In Southeast Asia, China’s growing economic and political strength has been accompanied by adept diplomacy and active promotion of regional cooperation, institutions and integration. Southeast Asian states and China engage in ‘strategic regionalism’: they seek regional membership for regime legitimation and collective bargaining; and regional integration to enhance economic development, regarded as essential for ensuring national and regime security. Sino-Southeast Asian regionalism is exemplified by the development plans for the Mekong River basin, where ambitious projects for building regional infrastructural linkages and trade contribute to mediating the security concerns of the Mekong countries. However, Mekong regionalism also generates new insecurities. Developing the resources of the Mekong has led to serious challenges in terms of governance, distribution and economic externalities. Resource allocation and exploitation conflicts occur most obviously within the realm of water projects, especially hydropower development programmes. While such disputes are not likely to erupt into armed conflict because of the power asymmetry between China and the lower Mekong states, they exacerbate Southeast Asian concerns about China’s rise and undermine Chinese rhetoric about peaceful development. But the negative security consequences of developing the Mekong are also due to the shared economic imperative, and the Southeast Asian states’ own difficulties with collective action due to existing intramural conflicts.

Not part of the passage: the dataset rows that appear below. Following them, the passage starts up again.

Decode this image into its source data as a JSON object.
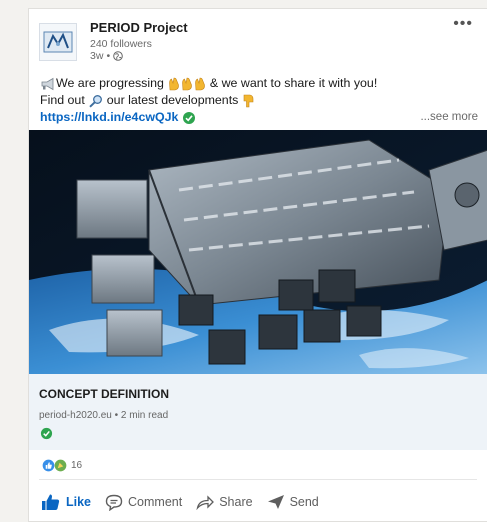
{
  "post": {
    "author_name": "PERIOD Project",
    "followers": "240 followers",
    "time": "3w",
    "time_sep": "•",
    "text_line1_a": "We are progressing",
    "text_line1_b": "& we want to share it with you!",
    "text_line2_a": "Find out",
    "text_line2_b": "our latest developments",
    "link": "https://lnkd.in/e4cwQJk",
    "see_more": "...see more",
    "more_menu": "•••"
  },
  "article": {
    "title": "CONCEPT DEFINITION",
    "meta": "period-h2020.eu • 2 min read"
  },
  "reactions": {
    "count": "16"
  },
  "actions": {
    "like": "Like",
    "comment": "Comment",
    "share": "Share",
    "send": "Send"
  },
  "colors": {
    "link": "#0a66c2",
    "verified": "#2ea44f",
    "article_bg": "#eef3f8"
  }
}
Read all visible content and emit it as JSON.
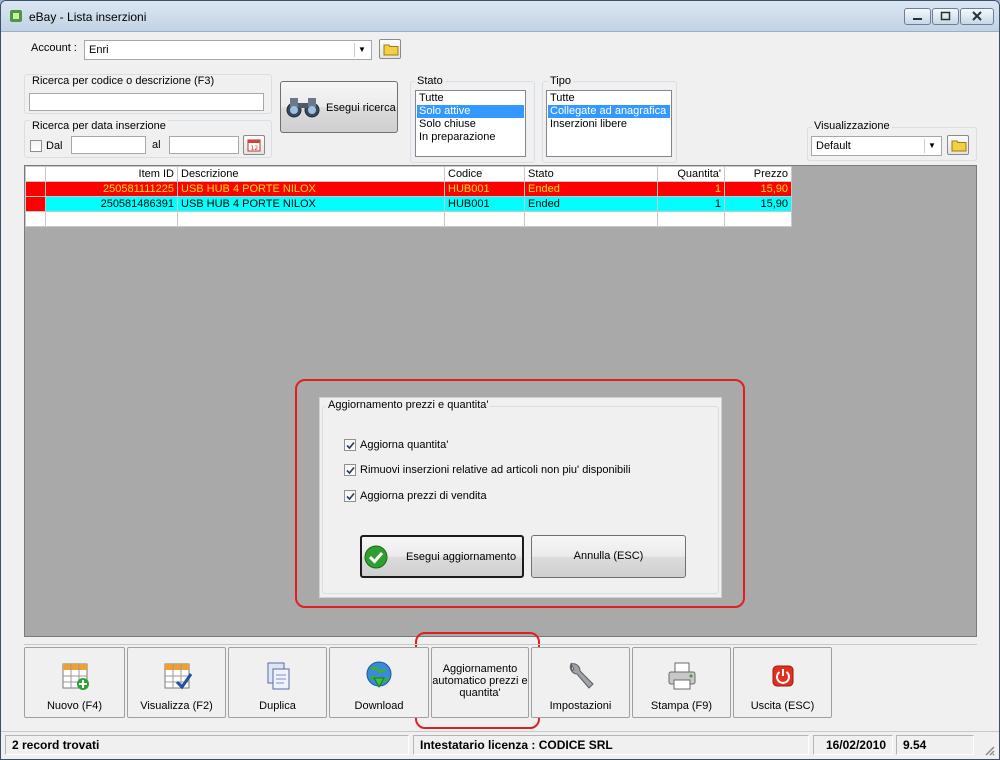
{
  "window": {
    "title": "eBay - Lista inserzioni"
  },
  "account": {
    "label": "Account :",
    "value": "Enri"
  },
  "search": {
    "code_group_title": "Ricerca per codice o descrizione (F3)",
    "code_value": "",
    "date_group_title": "Ricerca per data inserzione",
    "from_label": "Dal",
    "to_label": "al",
    "from_checked": false,
    "search_button": "Esegui ricerca"
  },
  "stato": {
    "title": "Stato",
    "items": [
      "Tutte",
      "Solo attive",
      "Solo chiuse",
      "In preparazione"
    ],
    "selected": 1
  },
  "tipo": {
    "title": "Tipo",
    "items": [
      "Tutte",
      "Collegate ad anagrafica",
      "Inserzioni libere"
    ],
    "selected": 1
  },
  "visualizzazione": {
    "title": "Visualizzazione",
    "value": "Default"
  },
  "grid": {
    "columns": [
      "Item ID",
      "Descrizione",
      "Codice",
      "Stato",
      "Quantita'",
      "Prezzo"
    ],
    "rows": [
      {
        "item_id": "250581111225",
        "descrizione": "USB HUB 4 PORTE NILOX",
        "codice": "HUB001",
        "stato": "Ended",
        "quantita": "1",
        "prezzo": "15,90"
      },
      {
        "item_id": "250581486391",
        "descrizione": "USB HUB 4 PORTE NILOX",
        "codice": "HUB001",
        "stato": "Ended",
        "quantita": "1",
        "prezzo": "15,90"
      }
    ]
  },
  "dialog": {
    "title": "Aggiornamento prezzi e quantita'",
    "options": [
      {
        "label": "Aggiorna quantita'",
        "checked": true
      },
      {
        "label": "Rimuovi inserzioni relative ad articoli non piu' disponibili",
        "checked": true
      },
      {
        "label": "Aggiorna prezzi di vendita",
        "checked": true
      }
    ],
    "run_button": "Esegui aggiornamento",
    "cancel_button": "Annulla (ESC)"
  },
  "toolbar": {
    "nuovo": "Nuovo (F4)",
    "visualizza": "Visualizza (F2)",
    "duplica": "Duplica",
    "download": "Download",
    "aggiornamento_line1": "Aggiornamento",
    "aggiornamento_line2": "automatico prezzi e",
    "aggiornamento_line3": "quantita'",
    "impostazioni": "Impostazioni",
    "stampa": "Stampa (F9)",
    "uscita": "Uscita (ESC)"
  },
  "status": {
    "records": "2 record trovati",
    "license": "Intestatario licenza : CODICE SRL",
    "date": "16/02/2010",
    "time": "9.54"
  },
  "colors": {
    "highlight": "#e02020",
    "row_red": "#ff0000",
    "row_cyan": "#00ffff",
    "selection": "#3399ff"
  }
}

In East Asia, the United States is often acknowledged as a key determinant of stability given its military presence and role as a security guarantor. In the post-Cold War period, regional uncertainties about the potential dangers attending a rising China have led some analysts to conclude that almost all Southeast Asian states now see the United States as the critical balancing force. In contrast, based on case studies of Thailand, Singapore, and Vietnam, this study argues that key states in the region do not perceive themselves as having the stark choices of either balancing against or bandwagoning with China. Instead, they pursue hedging strategies that comprise three elements: indirect balancing, which mainly involves persuading the United States to act as counterweight to Chinese regional influence; complex engagement of China at the political, economic, and strategic levels, with the hope that Chinese leaders may be socialized into conduct that abides by international norms; and a more general policy of enmeshing a number of regional great powers in order to give them a stake in a stable regional order. The study also investigates each state?s perceptions of the American role in regional security and discusses how they operationalize their hedging policies against a potential U.S. drawdown in the region, as well as the different degrees to which they use their relationships with the United States as a hedge against potential Chinese domination. Finally, it discusses these states? expectations of what the United States should do to help in their hedging strategies toward China, suggesting a range of policies that span the military as well as political, diplomatic, and economic realms. This is the sixteenth publication in Policy Studies, a peer-reviewed East-West Center Washington series that presents scholarly analysis of key contemporary domestic and international political, economic, and strategic issues affecting Asia in a policy relevant manner.